• Supplied records:
*** Block opens ***
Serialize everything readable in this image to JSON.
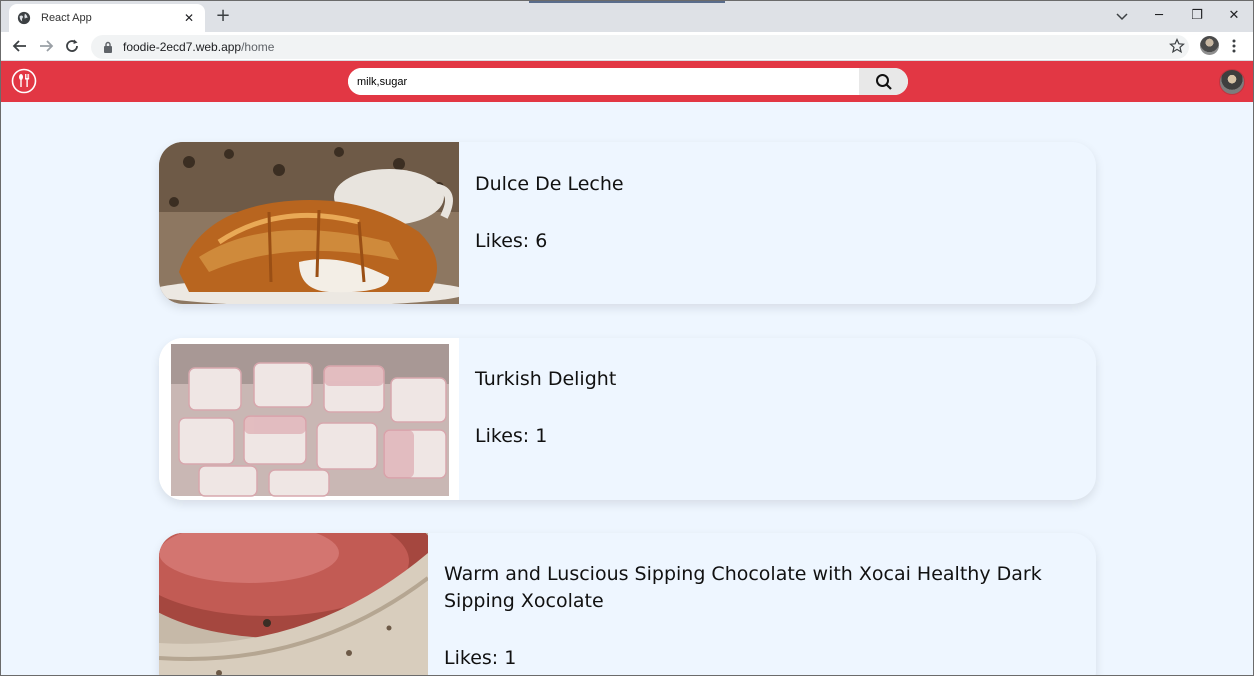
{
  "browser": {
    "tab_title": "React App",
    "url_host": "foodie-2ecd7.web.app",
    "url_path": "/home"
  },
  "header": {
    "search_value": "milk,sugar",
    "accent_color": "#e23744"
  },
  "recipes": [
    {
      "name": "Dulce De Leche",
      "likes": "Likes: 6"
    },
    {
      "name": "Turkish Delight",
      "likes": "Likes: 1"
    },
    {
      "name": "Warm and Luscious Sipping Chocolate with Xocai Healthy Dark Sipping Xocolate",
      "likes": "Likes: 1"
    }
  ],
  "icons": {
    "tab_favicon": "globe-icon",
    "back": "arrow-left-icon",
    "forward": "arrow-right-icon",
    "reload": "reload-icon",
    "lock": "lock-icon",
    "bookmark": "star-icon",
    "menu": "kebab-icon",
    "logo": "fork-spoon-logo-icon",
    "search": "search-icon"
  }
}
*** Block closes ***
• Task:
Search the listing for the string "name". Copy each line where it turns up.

• Solution:
      "name": "Dulce De Leche",
      "name": "Turkish Delight",
      "name": "Warm and Luscious Sipping Chocolate with Xocai Healthy Dark Sipping Xocolate",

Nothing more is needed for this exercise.